Belarus attempts to replenish its international reserves at China’s expense
On July 19th, National Bank’s Chairman Ermakova talked about ongoing negotiations with China concerning an untied loan to replenish the gold reserves.
As a result of Lukashenko’s Chinese visit, USD 1.5 billion worth agreements were signed. The Chinese visit’s main purpose was to find further funding to support Belarusian socio-economic model. Belarus offered China a duty-free access to the Russian market at a relatively small cost. China continues evaluating what Belarus has to offer.
Official reports say that as a result of the Chinese visit, a number of economic cooperation agreements were signed, altogether worth circa USD 1.5 billion. On the one hand, Belarusian exports to China are insignificant – mainly potash fertilizers. In January - May 2013 Belarusian exports to China earned USD 279.1 million (of which potash exports were USD 184.1 million). On the other hand, Belarus’ imports from China were USD 1.13 billion during the same period, and trade deficit with China is only worse than Russo-Belarusian. The newly signed contracts will only strengthen the negative trends in Belarus’ foreign trade, but country’s leadership is not particularly worried about it.
The planned potential of the Sino-Belarusian industrial park (USD 50 billion) is already higher than the current exports and for a number of reasons cannot be considered as a potential export growth source. Russia will not allow for all variety of goods to be supplied at its market, irrelevant of the created common economic space. Belarus’ statements about the signed agreements deemed to disguise the main purpose of the visit, i.e. searching for financial resources to replenish the gold reserves. China is the largest international reserves holder – over USD 3.3 trillion – and is searching for profitable investments. Belarus needs financial fueling for its economic model, which is back to negative current account payment balance after a short ‘break’ in 2012.
From Belarus’ view, mutual interest is obvious. At a relatively small costs China can get a base for expansion into the Russian market and other Belarus’ neighbouring markets. As an additional bonus, China receives contracts to expand Chinese exports to Belarus and enhances its long-term impact on the country. Belarusian exports to China should be regarded as development of potential competition for Belarusian goods in the Russian market. China has a successful market expansion tactics: it makes test purchases of marketable products, makes their copies and offers analogues at prices, lower than their market values. Belarus needs financial resources, and China has it. Using Chinese funds, Belarus will attempt to modernize its economy, hoping for further growth in exports, which might lead up to a positive trade balance. So far, Belarus’ progress in this regard is questionable.

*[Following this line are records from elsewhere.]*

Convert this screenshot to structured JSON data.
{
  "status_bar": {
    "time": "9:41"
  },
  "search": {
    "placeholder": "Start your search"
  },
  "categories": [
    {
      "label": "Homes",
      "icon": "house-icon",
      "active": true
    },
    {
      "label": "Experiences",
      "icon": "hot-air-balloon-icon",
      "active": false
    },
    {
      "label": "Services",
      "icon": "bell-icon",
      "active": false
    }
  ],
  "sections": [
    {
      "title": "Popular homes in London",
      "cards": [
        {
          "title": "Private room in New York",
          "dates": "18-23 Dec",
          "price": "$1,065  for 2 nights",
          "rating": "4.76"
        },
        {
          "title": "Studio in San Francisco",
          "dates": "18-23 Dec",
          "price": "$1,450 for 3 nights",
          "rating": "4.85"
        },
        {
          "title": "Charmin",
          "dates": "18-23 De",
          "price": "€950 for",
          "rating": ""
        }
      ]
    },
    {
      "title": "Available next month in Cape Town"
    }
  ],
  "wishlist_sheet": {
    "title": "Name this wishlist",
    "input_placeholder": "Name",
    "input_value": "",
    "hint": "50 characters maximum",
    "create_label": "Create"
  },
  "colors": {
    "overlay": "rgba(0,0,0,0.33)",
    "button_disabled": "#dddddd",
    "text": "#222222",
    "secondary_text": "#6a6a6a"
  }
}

Belarus continues searching for additional financing to support its ineffective economic model. In the long term, Belarus will strengthen its financial dependence on the external contractors and will have to agree to projects that are not the most efficient.
Over the past year, military-political relations between Minsk and Kyiv have become complicated. Due to their high inertia and peculiarities, this downward trend would be extremely difficult to overcome.
The root cause of the crisis is the absence of a common political agenda in the Belarusian-Ukrainian relations. Minsk is looking for a market for Belarusian exports in Ukraine and offers its services as a negotiation platform for the settlement of the Russo-Ukrainian war, thereby hoping to avoid political issues in the dialogue with Kiev. Meanwhile, Ukraine is hoping for political support from Minsk in the confrontation with Moscow. In addition, Ukraine’s integration with NATO presupposes her common position with the Alliance in relation to Belarus. The NATO leadership regards the Belarusian Armed Forces as an integral part of the Russian military machine in the western strategic front (the Baltic states and Poland). In addition, the ongoing military reform in Ukraine envisages a reduction in the number of generals and the domestic political struggle makes some Ukrainian top military leaders targets in politically motivated attacks.
Hence, the criticism of Belarus coming from Ukrainian military leadership is dictated primarily by internal and external political considerations, as well as by the need to protect the interests of generals, and only then by facts.
For instance, initially, the Ukrainian military leadership made statements about 100,000 Russian servicemen allegedly taking part in the Russo-Belarusian military drill West-2017. Then the exercises were labelled quazi-open and military observers from Ukraine refused to provide their assessment, which caused a negative reaction in Minsk. Further, without citing specific facts, it was stated that Russia was building up its military presence in Belarus.
Apparently, the Belarusian and Ukrainian Defence Ministries have entangled in a confrontational spiral (on the level of rhetoric). Moreover, only a small part of the overly hidden process has been disclosed. That said, third states are very likely to take advantage of the situation (or have already done so). This is not only about Russia.
The Belarusian Defence Ministry officials are restrained in assessing their Ukrainian counterparts. However, such a restraint is not enough. Current military-political relations between Belarus and Ukraine are unlikely to stabilise without the intervention of both presidents.